Herein lies the problem with an app like Cuddlr. Whenever you match strangers up for a liaison — any kind of liaison, be it transportation, exchanging of goods, a temporary room rental — you’ll find risk.
Uber drivers abduct passengers, Airbnb visitors destroy homes, Craigslist buyers kill sellers. It’s inevitable that something scary will happen at some point. And an app like Cuddlr, focused on a physical encounter, is far more of a rape or murder trap than all the other stranger-danger apps I just mentioned. Is Williams terrified of someone getting hurt?
“If that happened, I’d be devastated,” he said. “At the same time, I don’t think the proper approach to that is to never take risks. Living involves risk taking.”
The missing ingredient is touch
The rest of my hangout with Monica was sweet and uneventful. After she taught me how to hold a gun — awesome — we spooned on the bed for awhile. I was the big spoon, in case you’re wondering. I petted her head, later she massaged my shoulders. It wasn’t too awkward, although it wasn’t the most comfortable situation I’ve ever been in.
I survived my first Cuddlr session and escaped unscathed. It was both more fun and just as weird as I thought it would be. Am I glad I did it? Definitely. Would I do it again? Mayyyyybe? If I’m being honest with myself, probably not. It’s like bungee jumping — a once-in-a-lifetime experience that I don’t regret but wouldn’t rush to try again.
And therein lies the contradiction in today’s world. We’re connected to everyone everywhere, with interactions with strangers or friends available instantaneously, from tweets to texts to newsfeeds to Snapchats.
But the missing ingredient, that the web can never provide, is touch. The way someone smells and sounds and looks in person. That inexplicable chemistry that determines how two people react to each other, whether they’ll become fast friends or avowed enemies, lovers or mere acquaintances. The need for in-person connections is so strong that even anonymous apps like Secret have seen the emergence of meetups among users who aren’t content to leave their bonding in cyberspace.
Cuddlr purports to fill that gap in our connections, but it subverts the natural human inclination to protect ourselves.
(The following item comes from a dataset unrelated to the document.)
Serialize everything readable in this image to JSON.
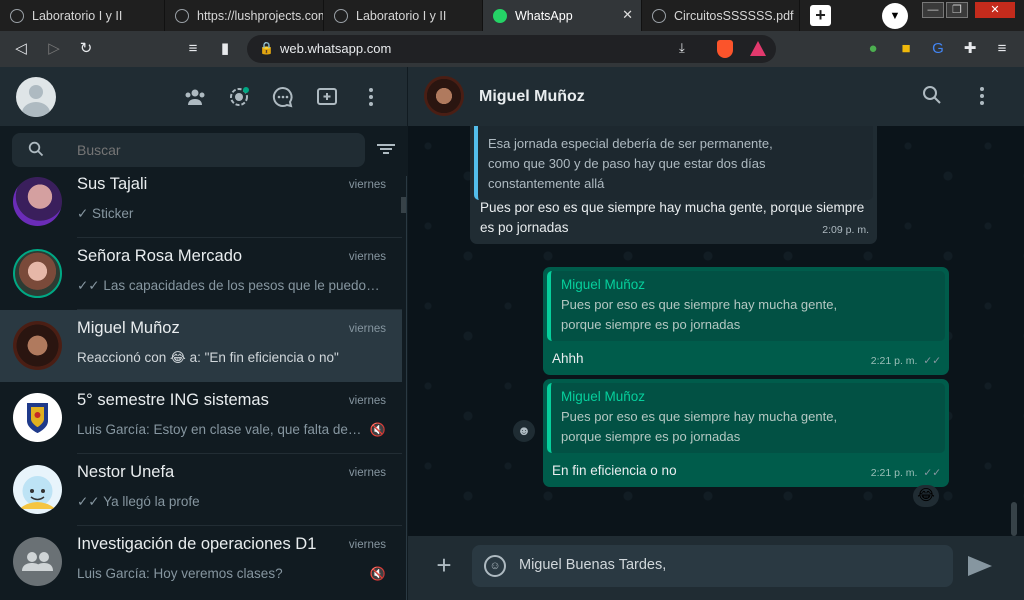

In this case, I don’t think technology can solve the loneliness of the human condition.
*Name has been changed to protect the privacy of my fellow cuddler.
Related research from Gigaom